:: EXERCISE DIRECTIONS ::
Examine the material below and count the lines that hold the word "available". Report only the number.
☆ ☆ ☆ ☆ ☆
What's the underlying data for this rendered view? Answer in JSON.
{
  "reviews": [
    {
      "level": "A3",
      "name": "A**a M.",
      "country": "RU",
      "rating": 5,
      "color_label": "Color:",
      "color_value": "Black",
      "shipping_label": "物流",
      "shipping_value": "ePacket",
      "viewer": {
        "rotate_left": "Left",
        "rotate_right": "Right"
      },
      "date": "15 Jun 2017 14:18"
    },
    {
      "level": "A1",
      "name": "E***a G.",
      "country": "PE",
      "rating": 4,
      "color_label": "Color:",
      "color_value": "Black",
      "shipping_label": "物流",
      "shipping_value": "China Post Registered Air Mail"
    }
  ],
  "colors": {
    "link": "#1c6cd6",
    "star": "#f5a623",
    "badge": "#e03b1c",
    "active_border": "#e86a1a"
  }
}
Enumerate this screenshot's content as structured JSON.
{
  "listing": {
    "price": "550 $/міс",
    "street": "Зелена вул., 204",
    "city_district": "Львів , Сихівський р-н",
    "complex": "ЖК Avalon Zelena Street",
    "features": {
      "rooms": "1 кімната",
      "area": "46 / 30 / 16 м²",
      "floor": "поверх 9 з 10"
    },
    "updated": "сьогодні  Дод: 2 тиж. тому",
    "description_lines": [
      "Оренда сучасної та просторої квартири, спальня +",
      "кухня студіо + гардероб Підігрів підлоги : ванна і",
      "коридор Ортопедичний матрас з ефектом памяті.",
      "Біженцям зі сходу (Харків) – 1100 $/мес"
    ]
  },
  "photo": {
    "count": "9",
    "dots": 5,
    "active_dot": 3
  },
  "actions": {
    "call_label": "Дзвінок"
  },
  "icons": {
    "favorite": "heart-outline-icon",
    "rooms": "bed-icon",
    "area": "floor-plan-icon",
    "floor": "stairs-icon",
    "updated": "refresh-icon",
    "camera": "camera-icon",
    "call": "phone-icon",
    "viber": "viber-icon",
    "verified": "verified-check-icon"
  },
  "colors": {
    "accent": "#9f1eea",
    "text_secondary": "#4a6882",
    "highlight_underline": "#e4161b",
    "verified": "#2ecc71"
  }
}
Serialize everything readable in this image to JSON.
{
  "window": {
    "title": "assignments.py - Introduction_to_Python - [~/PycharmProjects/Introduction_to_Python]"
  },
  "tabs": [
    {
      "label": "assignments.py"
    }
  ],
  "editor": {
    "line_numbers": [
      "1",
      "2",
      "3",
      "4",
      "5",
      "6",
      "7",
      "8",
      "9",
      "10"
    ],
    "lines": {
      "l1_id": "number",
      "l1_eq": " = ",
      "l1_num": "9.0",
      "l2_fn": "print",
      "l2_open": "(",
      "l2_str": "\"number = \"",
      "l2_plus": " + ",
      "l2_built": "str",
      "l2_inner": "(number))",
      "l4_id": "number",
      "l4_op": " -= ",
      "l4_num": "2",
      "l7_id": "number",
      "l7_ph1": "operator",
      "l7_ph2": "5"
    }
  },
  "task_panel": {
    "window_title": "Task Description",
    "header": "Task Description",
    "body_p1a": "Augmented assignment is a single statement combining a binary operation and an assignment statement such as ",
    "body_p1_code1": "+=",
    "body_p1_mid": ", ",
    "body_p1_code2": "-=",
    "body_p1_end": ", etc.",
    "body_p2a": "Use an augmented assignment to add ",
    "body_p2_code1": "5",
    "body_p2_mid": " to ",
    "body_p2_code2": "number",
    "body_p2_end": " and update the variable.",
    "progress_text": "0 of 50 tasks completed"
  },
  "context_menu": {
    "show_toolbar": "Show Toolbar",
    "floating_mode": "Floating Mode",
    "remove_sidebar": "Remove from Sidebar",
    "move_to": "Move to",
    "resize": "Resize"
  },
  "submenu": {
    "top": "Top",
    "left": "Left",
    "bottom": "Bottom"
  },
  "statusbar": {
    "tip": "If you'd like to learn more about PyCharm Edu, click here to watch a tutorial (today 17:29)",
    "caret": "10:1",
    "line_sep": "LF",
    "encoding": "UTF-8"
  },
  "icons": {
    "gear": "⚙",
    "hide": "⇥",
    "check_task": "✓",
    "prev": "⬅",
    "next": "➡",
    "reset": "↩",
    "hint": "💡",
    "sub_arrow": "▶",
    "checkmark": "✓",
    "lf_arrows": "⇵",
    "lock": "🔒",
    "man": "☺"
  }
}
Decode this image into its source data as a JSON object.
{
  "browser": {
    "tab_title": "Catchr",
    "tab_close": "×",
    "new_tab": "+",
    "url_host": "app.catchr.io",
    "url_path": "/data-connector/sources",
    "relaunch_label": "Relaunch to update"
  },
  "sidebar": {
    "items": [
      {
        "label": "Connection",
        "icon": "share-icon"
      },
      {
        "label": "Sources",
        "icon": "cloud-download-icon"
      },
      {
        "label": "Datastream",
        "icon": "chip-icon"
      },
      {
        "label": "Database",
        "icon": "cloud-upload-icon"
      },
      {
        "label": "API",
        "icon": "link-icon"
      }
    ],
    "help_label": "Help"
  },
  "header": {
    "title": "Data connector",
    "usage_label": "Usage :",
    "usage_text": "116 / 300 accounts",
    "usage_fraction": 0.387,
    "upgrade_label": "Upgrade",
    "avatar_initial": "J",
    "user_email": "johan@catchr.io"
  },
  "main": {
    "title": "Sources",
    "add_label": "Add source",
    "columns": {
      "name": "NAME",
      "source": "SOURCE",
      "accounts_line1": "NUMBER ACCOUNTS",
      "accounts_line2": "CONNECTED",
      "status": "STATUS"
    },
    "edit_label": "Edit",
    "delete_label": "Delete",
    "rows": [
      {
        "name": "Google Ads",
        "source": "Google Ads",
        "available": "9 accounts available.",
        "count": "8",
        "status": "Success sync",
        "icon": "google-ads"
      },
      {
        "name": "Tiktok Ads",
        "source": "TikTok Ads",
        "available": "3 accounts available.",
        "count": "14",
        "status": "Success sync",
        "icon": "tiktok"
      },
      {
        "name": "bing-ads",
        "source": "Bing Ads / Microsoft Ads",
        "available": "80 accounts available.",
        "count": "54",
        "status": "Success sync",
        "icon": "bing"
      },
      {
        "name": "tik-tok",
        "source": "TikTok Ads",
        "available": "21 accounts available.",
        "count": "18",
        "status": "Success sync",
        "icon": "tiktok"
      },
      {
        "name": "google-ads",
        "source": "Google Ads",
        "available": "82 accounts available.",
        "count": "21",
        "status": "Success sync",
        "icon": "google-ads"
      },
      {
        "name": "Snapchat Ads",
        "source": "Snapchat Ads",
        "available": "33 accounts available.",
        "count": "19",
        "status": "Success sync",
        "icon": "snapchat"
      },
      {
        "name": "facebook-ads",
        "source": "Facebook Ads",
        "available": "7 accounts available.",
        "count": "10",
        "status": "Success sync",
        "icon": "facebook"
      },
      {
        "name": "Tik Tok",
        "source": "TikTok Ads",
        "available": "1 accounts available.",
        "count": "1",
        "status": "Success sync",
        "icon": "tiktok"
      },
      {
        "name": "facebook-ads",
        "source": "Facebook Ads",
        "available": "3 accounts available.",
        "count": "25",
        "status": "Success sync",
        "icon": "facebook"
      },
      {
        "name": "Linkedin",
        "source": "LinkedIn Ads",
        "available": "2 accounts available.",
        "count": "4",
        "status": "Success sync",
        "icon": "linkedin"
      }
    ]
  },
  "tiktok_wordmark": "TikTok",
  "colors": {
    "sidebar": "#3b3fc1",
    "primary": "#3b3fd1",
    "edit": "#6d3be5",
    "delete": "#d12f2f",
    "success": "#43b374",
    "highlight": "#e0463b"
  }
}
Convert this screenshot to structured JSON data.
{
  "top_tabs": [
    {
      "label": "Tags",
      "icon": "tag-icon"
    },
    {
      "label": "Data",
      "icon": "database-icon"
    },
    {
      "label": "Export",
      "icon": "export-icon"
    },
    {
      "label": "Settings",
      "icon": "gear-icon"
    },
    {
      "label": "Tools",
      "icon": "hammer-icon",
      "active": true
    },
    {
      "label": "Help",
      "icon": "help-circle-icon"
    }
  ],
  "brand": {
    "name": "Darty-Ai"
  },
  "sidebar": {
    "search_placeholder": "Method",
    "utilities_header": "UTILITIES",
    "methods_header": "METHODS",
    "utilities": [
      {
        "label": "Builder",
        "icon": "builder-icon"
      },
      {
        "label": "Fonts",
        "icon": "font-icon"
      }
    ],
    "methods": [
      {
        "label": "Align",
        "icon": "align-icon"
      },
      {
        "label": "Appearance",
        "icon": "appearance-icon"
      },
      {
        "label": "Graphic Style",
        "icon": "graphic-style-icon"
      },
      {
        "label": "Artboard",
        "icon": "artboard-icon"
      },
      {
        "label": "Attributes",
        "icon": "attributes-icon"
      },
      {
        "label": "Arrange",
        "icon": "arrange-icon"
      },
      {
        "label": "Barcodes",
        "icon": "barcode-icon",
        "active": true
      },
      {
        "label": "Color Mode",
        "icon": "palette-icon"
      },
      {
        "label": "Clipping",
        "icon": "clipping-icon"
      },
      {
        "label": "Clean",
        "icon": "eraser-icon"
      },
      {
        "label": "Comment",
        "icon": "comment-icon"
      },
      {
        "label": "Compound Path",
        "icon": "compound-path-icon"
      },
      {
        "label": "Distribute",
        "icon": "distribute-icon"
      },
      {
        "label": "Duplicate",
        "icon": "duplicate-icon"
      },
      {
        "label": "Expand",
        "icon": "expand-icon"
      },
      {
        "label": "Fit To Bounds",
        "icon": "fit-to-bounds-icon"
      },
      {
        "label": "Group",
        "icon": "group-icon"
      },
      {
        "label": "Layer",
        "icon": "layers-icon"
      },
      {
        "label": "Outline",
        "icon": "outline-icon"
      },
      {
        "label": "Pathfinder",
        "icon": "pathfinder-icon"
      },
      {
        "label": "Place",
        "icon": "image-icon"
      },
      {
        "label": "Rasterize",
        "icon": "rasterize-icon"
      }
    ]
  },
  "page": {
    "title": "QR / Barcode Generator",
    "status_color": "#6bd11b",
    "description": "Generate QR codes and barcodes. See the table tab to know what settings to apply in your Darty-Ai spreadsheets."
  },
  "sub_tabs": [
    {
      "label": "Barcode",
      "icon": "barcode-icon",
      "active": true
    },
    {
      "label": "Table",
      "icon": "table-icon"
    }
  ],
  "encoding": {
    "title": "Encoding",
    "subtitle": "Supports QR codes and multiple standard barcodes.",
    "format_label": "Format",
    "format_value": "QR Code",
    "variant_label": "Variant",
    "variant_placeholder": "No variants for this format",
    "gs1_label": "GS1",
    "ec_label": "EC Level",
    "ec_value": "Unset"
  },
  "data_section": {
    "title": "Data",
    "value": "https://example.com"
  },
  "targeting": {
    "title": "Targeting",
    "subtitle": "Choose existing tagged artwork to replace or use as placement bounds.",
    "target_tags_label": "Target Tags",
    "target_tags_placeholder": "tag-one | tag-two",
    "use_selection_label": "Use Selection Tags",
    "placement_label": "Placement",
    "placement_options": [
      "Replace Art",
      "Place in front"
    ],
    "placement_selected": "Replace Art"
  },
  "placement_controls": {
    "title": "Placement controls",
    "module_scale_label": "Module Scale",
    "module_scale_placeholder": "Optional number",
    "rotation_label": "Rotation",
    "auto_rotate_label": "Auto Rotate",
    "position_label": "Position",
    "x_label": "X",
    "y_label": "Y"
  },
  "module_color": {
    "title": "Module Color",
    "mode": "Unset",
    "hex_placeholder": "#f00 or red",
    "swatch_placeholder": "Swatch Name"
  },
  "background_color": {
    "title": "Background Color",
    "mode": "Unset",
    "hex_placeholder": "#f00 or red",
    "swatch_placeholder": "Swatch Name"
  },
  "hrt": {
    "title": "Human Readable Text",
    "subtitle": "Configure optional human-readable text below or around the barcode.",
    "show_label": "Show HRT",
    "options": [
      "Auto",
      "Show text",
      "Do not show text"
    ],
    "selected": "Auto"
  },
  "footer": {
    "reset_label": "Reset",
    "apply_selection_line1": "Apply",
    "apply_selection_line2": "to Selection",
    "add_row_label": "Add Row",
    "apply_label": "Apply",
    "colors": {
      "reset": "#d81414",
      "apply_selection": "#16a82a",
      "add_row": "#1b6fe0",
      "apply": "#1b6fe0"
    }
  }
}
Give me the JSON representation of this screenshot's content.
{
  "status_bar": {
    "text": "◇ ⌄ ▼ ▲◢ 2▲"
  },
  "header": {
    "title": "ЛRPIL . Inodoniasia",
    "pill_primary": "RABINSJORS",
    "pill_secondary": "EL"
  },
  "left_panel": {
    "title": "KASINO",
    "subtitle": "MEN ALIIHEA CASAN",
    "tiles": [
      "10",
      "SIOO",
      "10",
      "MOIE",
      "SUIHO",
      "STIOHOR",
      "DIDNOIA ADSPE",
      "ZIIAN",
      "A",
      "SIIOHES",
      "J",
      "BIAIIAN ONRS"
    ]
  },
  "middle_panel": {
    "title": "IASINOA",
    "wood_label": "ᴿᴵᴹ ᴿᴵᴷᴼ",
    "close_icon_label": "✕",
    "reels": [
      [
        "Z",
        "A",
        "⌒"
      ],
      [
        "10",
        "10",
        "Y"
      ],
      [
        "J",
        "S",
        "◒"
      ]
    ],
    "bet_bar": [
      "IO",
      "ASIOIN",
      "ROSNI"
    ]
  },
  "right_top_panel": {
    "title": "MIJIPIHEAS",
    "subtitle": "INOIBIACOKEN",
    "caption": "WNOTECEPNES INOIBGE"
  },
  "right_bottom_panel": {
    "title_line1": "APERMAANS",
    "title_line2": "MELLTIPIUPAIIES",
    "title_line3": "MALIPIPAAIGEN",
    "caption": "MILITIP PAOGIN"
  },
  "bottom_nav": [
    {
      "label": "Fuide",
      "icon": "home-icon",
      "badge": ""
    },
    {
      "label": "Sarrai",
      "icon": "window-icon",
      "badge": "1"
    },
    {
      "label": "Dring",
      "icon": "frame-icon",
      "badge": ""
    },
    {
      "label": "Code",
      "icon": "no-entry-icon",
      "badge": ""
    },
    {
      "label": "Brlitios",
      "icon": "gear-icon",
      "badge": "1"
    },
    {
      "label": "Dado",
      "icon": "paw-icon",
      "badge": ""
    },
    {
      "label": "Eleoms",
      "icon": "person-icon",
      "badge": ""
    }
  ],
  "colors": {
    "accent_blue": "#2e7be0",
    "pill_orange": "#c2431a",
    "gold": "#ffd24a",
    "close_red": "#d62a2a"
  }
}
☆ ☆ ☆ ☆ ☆
:: SOLUTION TO THE PROBLEM ::
10